Directions:
Among the lines below, list those containing the string "JSON".

Exercise inputs:
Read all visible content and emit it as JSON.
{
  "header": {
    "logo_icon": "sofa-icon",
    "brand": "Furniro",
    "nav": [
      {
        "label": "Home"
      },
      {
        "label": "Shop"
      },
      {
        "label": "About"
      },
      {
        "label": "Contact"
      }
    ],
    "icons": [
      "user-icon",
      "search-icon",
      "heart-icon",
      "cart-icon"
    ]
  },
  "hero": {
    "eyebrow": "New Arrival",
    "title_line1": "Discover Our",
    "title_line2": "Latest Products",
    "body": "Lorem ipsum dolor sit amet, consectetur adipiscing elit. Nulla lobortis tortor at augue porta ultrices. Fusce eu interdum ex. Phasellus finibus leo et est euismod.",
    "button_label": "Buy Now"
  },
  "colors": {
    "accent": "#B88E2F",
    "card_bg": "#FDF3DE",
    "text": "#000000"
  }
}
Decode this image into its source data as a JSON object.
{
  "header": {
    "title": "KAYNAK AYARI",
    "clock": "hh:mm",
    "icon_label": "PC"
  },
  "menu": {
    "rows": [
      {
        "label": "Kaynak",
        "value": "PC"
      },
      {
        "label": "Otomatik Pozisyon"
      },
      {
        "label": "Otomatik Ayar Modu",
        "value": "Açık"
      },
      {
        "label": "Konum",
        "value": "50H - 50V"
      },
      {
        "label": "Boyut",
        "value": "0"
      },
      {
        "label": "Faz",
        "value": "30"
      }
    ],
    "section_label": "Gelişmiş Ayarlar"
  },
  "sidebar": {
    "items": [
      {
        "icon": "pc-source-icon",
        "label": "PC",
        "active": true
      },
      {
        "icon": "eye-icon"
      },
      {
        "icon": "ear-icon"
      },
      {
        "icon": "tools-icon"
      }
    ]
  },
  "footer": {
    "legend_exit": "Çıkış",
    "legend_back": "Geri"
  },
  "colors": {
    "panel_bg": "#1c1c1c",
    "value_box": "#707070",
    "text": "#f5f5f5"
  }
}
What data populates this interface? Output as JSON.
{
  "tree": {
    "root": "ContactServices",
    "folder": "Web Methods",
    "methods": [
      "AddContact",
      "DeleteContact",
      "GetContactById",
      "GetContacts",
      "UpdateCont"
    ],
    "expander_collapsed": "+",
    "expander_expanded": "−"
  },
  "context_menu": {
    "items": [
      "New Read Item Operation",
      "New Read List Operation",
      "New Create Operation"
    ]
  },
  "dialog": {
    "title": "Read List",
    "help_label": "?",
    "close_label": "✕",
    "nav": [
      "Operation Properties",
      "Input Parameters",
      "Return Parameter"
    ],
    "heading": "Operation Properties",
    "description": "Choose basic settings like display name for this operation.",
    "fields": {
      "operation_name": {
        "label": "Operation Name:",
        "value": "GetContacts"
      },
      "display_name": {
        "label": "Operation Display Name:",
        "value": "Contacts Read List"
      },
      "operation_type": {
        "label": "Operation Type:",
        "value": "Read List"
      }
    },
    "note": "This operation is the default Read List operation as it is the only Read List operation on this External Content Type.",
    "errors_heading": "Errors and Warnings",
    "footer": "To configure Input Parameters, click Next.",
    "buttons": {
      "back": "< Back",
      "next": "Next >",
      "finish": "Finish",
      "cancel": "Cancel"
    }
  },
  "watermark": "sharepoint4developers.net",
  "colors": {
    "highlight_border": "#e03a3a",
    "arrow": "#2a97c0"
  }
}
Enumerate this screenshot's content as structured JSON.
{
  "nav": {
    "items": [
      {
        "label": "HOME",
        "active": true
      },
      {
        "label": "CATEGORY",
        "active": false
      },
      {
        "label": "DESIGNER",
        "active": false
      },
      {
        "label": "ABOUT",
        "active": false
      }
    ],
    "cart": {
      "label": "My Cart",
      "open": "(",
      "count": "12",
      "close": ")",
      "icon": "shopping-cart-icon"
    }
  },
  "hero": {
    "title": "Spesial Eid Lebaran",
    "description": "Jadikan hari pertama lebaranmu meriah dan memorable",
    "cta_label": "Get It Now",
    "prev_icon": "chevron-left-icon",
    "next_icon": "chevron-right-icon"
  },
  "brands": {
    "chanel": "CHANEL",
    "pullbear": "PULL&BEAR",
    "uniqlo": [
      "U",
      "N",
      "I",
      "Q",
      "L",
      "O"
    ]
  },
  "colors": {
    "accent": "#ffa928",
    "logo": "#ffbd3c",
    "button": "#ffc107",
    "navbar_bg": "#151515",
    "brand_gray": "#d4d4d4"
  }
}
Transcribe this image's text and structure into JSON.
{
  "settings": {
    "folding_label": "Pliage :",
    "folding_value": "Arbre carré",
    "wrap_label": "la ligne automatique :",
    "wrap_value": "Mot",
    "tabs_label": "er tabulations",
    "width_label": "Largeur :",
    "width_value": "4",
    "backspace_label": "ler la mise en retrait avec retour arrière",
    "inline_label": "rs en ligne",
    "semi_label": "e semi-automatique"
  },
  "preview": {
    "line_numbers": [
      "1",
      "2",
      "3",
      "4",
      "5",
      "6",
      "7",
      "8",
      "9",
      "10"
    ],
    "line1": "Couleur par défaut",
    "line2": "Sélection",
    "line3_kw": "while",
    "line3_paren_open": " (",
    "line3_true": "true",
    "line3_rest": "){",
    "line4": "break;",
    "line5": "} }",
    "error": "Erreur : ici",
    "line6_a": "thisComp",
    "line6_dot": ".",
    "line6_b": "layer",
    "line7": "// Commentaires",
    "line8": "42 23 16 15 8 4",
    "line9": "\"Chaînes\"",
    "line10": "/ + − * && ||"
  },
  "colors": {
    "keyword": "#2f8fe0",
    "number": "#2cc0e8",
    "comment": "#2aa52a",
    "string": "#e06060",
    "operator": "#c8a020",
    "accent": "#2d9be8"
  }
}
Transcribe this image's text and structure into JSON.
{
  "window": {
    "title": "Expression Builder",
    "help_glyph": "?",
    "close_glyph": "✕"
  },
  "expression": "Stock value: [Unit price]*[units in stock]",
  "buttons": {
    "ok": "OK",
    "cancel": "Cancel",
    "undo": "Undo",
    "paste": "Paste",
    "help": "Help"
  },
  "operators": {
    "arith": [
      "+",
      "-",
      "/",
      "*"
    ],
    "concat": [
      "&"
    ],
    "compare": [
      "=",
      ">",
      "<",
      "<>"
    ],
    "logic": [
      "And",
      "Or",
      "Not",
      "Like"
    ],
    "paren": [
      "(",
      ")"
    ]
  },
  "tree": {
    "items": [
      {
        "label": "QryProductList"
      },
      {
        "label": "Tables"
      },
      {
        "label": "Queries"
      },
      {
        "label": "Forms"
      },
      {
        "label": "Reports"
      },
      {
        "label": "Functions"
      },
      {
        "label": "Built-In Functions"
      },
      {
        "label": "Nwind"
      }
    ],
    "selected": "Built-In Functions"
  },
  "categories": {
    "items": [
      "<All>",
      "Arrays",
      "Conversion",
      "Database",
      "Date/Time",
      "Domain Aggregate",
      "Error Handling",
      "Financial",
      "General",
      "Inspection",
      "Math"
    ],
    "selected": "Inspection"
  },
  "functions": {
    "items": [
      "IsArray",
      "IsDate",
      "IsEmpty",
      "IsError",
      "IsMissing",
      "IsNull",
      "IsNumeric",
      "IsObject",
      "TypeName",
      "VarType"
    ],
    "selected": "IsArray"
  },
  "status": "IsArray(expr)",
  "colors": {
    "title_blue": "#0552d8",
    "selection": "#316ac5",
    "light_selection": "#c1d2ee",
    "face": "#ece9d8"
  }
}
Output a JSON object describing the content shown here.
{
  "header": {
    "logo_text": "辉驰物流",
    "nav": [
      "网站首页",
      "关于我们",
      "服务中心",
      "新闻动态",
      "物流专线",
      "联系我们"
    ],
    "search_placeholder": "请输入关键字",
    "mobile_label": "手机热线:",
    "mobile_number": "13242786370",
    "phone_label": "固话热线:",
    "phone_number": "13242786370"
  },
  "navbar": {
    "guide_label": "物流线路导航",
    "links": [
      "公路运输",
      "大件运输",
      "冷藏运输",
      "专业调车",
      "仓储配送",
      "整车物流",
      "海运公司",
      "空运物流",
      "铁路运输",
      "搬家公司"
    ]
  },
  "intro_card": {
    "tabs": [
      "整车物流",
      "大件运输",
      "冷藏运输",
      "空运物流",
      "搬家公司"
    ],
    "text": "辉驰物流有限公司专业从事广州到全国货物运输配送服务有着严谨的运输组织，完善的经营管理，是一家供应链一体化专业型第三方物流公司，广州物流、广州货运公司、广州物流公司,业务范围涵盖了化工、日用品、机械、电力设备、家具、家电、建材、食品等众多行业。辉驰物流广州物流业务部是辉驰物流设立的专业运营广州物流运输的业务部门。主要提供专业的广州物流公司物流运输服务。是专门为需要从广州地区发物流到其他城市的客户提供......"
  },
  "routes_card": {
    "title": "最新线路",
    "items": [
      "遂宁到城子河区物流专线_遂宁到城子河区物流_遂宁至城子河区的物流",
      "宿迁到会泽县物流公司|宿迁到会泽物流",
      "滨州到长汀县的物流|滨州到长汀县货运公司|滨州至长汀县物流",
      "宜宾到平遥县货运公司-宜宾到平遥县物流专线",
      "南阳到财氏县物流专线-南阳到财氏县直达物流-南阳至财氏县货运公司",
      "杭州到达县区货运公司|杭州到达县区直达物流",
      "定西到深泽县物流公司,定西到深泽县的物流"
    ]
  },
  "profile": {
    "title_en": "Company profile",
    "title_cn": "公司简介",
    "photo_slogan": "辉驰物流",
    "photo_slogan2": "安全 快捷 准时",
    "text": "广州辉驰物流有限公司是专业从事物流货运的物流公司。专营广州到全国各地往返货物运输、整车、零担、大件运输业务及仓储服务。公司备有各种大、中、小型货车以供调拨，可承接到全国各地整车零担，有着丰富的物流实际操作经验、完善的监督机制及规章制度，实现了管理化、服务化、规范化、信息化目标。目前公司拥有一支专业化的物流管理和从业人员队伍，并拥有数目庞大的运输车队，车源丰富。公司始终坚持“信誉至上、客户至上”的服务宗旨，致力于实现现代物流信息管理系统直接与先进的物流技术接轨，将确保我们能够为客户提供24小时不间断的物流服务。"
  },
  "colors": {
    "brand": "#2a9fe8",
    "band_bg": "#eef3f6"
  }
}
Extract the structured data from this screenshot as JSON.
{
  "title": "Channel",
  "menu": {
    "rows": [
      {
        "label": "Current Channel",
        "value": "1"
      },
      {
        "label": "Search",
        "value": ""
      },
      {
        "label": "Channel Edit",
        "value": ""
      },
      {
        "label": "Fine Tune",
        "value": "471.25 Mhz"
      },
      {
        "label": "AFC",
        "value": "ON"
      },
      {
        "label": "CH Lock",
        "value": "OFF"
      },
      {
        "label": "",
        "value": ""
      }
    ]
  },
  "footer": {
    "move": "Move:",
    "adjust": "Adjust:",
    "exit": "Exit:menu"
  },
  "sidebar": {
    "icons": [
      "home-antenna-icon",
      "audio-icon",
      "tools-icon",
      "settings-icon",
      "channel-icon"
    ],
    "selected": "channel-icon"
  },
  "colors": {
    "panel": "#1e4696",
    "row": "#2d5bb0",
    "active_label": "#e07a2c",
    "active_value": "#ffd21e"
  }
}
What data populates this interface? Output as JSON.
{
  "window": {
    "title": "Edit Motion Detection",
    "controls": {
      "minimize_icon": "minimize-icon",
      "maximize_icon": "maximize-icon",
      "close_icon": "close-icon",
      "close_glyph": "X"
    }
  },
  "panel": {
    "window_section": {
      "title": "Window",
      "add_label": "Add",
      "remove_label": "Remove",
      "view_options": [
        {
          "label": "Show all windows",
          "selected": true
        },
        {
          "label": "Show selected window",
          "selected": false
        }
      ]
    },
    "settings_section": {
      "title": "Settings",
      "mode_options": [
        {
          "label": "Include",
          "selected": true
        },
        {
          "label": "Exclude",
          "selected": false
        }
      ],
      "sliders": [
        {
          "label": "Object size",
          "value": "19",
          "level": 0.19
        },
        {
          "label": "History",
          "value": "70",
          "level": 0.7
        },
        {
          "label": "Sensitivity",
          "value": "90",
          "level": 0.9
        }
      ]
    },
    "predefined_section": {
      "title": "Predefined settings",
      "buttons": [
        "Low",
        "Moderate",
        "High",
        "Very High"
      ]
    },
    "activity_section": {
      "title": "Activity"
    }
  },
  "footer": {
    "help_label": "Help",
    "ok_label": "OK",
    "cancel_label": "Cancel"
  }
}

Exercise response:
Read all visible content and emit it as JSON.
Decode this image into its source data as a JSON object.
What data populates this interface? Output as JSON.
Enumerate this screenshot's content as structured JSON.
Transcribe this image's text and structure into JSON.
Transcribe this image's text and structure into JSON.
Output a JSON object describing the content shown here.
Extract the structured data from this screenshot as JSON.
What data populates this interface? Output as JSON.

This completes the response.